Combining Simultaneous and Sequential Moves
The material in this chapter covers a variety of issues that require some knowledge of the analysis of both sequential- move and simultaneous-move games. Only one section deals with mixed strategies, so it is possible to present most of the material here after having introduced simultaneous-move games but before introducing mixing. We have used this approach in our own teaching.
To address rule changes in games, you will want to draw on examples used in previous class periods. We focus on the different outcomes that can arise when rules are changed. When a game is changed from simultaneous move to sequential move, for example, the change can create a first or second mover advantage. Games like the battle of the two cultures or chicken have first-mover advantages in their sequential move versions; the tennis-point example has a second-mover advantage in its sequential-move version. Other games show no change in equilibrium as a result of the change in rules; games like the prisoners' dilemma, in which both players have dominant strategies, fall into this category.
Similarly, changing a game from sequential play to simul- taneous play can mean that new equilibria arise-either multiple equilibria or equilibria in mixed strategies. Use the sequential-game examples you used to convey the material to show that there might be additional equilibria in the simultaneous-move versions of the game. This works for the tennis-point game if you teach it as a sequential game or for the three-person voting example from Ordeshook.
The most interesting component of the analysis is the representation of sequential-move games in strategic form and the solution of such games from that form. The second (and third) mover's strategies are more complex in sequential games, and the payoff table must have adequate rows (or columns or pages) to accommodate all of the pos- sible contingent strategies available to players. Again, the tennis-point or voting examples can be used to illustrate this idea. One nice exercise is to assert the existence of a new number of Nash equilibria in the strategic form and to show how one or two of these qualify as Nash equilibria; then use successive elim- ination of dominated strategies on the game to arrive at one cell of the table as the single reasonable equilibrium of the game. This helps motivate the idea of subgame perfection. Once you have shown that there may be multiple equilibria but that you can reduce the set of possible equilibria to one by eliminating (weakly) dominated strategies, you can show that the strategies associated with that one equilibrium coin- cide with the strategies found using rollback on the extensive form of the game.

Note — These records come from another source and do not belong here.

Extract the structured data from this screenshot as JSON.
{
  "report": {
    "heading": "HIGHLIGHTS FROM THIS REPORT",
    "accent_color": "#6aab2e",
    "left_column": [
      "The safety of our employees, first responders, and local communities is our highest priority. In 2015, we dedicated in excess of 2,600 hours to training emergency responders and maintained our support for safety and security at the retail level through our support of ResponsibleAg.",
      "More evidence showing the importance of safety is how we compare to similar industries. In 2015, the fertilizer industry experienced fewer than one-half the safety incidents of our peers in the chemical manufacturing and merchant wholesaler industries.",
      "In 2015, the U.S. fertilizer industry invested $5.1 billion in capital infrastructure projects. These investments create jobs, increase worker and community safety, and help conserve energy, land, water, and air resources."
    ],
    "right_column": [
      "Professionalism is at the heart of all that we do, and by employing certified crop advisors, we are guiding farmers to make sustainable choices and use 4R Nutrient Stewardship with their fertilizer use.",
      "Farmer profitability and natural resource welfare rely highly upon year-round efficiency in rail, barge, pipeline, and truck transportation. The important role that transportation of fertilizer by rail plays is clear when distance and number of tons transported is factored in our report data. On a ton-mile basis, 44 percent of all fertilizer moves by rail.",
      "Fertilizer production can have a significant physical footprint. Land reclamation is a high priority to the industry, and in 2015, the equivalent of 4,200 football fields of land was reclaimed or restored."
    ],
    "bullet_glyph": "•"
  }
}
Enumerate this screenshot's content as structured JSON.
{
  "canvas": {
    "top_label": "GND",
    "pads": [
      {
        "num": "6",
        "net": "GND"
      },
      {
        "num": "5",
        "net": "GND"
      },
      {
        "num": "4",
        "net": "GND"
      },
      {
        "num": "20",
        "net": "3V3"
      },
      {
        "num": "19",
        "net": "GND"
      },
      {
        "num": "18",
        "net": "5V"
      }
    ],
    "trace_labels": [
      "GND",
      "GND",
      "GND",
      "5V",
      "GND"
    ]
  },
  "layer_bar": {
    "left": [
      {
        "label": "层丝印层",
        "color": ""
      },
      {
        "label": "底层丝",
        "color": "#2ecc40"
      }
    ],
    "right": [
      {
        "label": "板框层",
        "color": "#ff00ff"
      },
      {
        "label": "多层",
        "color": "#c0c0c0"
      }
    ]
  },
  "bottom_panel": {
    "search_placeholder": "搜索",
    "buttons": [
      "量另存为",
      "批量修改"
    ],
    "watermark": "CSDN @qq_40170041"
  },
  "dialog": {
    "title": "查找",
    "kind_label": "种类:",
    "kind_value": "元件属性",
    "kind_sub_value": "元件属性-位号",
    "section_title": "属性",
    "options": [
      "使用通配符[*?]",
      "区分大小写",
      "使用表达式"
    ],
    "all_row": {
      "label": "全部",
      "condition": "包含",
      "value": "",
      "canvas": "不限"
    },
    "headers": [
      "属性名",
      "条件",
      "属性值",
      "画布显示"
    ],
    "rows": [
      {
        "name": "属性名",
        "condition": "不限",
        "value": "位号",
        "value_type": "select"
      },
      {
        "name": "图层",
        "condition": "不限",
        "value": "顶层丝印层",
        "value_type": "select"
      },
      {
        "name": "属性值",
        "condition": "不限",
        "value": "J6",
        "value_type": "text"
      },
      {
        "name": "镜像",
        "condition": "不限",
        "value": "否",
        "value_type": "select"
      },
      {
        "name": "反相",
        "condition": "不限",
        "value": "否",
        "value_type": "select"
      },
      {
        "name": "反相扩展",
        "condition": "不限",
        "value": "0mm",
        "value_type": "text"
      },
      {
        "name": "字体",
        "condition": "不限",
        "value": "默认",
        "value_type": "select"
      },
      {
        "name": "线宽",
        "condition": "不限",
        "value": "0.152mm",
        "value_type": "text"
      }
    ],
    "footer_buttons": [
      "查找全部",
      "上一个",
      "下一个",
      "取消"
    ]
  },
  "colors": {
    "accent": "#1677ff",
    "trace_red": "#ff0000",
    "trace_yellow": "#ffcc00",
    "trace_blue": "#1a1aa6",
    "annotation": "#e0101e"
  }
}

Students often have difficulty grasping the idea that the eliminated equilibria are unreasonable be- cause of the strategies associated with them rather than because of the (often) lower payoffs going to the players, so you will want to reinforce this idea as often as possible.
In addition to the examples used in previous chapters, you might want to make use of the game. This game can be played using either simultaneous or sequential moves, and there are several ways in which the sequential-move game can be set up; thus you have an opportunity to discuss rule changes as well as order changes. Also, the Boeing-Airbus example from can be used to show how multiple equilibria can arise when sequential-play games are repre- sented in strategic form. This is another way to show, with a smaller payoff table, that all subgame-perfect equilibria areNash equilibria but that not all Nash equilibria are subgame perfect. This example is also useful for explaining why Boeing's threat to fight if Airbus enters is not credible. This concept will be developed in more detail and used extensively in Chapter 9, so it is useful to introduce it before.